Greetings Fellow Sydney SIGGRAPH members!
On 7 February we kicked off this year’s events with a session on that perennial favourite: showreels. The Industry Forum last November made it clear that events focussing on career issues would be very welcome so I put together a session on showreels that included the following tips:
Shilo’s Advice for Showreels:
- Figure out what you do best.
- Construct a showreel that shows this.
Three common and very annoying mistakes:
- Content included in the hope that viewers will be impressed with how much you have improved. This is a mistake because you are expected to have improved and — more importantly — you are expected to know the difference between good work and bad work. So include ONLY your BEST work.
- Images thrown together with no sense of pacing, structure, and relationship. A showreel should be creating a visual experience for the viewer.
- Bad music. Even if you love the song (a lot), unless you choose music that fits the energy, structure and viewing experience that compliments your images there is every chance you will alienate the viewer. Basically, anything that has to be played at volume control 11 or has been implicated in X File cases involving aural bleeding should be avoided.
You have no more than 3 minutes. Shorter will be appreciated.
- 20 – 30 seconds — eye candy montage
- 2 minutes (or less) — breakdowns demonstrating the creation of shots (software used, process taken, what YOU did)
- 20 seconds — summary eye candy montage ending with a really, really impressive image
- 10 seconds — name, email/phone contact details.
LABEL EVERYTHING — disc, case, content. Yes, presentation matters so unless you have nicer-than-a-font handwriting, permanent marker scrawled on a disc that is then folded into a torn piece of notepaper is probably not good enough.
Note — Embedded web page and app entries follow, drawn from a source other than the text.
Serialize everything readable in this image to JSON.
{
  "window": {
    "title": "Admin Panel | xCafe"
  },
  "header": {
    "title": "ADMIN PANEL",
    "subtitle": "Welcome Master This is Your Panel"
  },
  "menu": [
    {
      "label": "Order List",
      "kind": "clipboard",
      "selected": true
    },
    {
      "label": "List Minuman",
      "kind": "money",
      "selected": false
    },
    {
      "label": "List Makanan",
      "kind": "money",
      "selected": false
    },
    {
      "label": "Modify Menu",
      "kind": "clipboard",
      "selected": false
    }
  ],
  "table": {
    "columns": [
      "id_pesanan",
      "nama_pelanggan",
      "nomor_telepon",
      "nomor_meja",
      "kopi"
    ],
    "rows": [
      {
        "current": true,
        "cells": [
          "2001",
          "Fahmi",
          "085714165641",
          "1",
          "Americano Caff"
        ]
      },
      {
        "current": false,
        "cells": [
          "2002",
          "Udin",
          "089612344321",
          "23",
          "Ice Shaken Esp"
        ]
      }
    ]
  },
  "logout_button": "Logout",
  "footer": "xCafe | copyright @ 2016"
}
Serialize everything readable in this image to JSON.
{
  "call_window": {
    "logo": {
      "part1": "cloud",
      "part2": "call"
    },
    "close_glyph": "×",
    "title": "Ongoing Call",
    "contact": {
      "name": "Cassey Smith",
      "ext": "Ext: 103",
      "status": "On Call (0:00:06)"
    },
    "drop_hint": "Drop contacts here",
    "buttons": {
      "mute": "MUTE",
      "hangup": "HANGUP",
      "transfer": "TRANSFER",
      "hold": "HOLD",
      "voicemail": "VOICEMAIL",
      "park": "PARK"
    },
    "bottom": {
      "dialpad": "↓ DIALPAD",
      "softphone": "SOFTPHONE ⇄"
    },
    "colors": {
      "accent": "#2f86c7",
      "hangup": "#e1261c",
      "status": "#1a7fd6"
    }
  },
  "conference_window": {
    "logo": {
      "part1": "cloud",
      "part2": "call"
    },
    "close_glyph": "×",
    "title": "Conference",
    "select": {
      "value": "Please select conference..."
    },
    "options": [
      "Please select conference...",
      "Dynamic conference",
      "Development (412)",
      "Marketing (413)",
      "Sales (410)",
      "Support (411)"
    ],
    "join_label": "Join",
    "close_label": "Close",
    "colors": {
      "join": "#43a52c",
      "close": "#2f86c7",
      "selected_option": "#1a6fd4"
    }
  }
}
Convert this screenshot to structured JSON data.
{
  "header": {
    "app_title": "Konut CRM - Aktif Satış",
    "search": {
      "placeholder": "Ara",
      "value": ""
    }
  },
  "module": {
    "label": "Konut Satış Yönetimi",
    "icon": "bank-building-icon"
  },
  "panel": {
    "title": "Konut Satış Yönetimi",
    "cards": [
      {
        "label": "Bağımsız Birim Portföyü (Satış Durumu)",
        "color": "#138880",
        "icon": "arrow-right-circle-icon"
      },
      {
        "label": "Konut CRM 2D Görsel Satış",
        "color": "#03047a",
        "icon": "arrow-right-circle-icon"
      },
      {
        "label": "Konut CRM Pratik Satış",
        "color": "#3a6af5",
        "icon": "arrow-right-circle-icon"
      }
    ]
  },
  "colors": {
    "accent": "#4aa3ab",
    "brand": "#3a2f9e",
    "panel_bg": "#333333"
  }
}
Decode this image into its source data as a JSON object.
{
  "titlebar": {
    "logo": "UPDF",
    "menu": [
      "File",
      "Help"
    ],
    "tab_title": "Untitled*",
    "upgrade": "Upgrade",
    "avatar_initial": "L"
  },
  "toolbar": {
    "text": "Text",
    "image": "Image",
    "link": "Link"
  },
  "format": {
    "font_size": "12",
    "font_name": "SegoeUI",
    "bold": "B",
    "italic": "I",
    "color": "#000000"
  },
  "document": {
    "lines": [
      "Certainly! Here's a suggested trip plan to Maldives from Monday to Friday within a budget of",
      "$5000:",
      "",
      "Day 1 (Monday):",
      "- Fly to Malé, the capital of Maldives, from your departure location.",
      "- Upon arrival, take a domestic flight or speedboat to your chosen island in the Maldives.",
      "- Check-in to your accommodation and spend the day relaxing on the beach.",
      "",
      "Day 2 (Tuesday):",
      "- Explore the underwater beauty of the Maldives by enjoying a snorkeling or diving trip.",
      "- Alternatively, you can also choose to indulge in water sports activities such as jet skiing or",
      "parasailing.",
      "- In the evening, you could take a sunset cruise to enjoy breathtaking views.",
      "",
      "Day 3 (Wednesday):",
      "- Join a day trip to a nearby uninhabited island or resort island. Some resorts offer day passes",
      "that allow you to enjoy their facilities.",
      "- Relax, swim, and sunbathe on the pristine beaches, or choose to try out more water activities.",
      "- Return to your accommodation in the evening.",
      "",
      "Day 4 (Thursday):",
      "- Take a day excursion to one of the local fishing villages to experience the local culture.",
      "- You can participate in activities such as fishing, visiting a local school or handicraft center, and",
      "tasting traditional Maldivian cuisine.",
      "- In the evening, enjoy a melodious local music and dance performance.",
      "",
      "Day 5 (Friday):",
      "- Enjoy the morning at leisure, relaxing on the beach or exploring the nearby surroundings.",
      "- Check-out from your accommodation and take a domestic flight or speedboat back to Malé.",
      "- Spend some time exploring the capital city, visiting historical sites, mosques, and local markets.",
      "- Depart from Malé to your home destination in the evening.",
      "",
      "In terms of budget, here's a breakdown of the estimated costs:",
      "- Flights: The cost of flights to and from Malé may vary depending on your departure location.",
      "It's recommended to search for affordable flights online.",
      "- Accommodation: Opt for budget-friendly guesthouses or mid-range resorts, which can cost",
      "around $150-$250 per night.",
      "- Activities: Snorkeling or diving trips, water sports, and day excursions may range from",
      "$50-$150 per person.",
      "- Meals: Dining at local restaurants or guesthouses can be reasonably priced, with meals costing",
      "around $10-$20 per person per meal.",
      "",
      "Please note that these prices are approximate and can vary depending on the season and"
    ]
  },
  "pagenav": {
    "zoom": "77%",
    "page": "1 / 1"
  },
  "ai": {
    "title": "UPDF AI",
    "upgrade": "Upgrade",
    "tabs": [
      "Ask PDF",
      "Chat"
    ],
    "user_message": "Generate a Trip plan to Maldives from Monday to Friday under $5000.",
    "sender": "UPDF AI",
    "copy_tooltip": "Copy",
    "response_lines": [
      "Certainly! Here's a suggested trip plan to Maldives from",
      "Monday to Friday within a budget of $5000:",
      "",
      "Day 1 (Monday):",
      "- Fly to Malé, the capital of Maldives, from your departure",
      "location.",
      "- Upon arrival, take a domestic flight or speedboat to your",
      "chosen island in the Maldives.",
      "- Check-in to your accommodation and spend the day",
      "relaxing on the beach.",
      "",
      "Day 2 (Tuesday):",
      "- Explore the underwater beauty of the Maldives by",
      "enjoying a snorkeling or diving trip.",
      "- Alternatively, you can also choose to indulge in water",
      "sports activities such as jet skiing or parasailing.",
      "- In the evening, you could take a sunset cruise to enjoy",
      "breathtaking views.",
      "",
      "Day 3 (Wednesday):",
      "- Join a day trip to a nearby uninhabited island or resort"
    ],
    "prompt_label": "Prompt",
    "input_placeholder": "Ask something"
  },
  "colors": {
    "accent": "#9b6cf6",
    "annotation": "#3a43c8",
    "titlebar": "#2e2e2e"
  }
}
Make the effort to print, package, and label things in a way that makes you look good.
Our second event for the year was the very cool Animal Logic team showing us how they crafted Happy Feet. We had the privilege of having:
Aidan Sarsfield (Character Supervisor — formerly with Mambo and an FTO Digital Visual Effects Trainee, credits include: Moulin Rouge, Matrix Reloaded)
Justen Marshall (Software Development Manager, credits include: Hero, Moulin Rouge, Matrix Reloaded)
Magali Rigaudias (Character Lead Animator — formerly with ILM, credits include: Dragonheart, Mars Attacks, The Mummy, Pirates of the Caribbean, Harry Potter and the Chamber of Secrets)
Showing work from the early stages of concept and character development, the team explained how motion capture data and performance videos fitted into the animation pipeline, detailing everything from software development and nuances of character performance. This special event was free to all attending and we had a full room with members enjoying the Q&A session and give-aways.
Our next two events will continue our plan to balance career information sessions with technical skills presentations. So don’t miss the AFTRS, Rising Sun, Fuel and Animal Logic presenting on the topic of climbing the ladder — all you need to know about getting ahead in the industry through career planning and continued training (04 April). And on 4 May we will take another look at animation with character animator David Smith presenting a session on Animation and Performance.
See you at CoFA!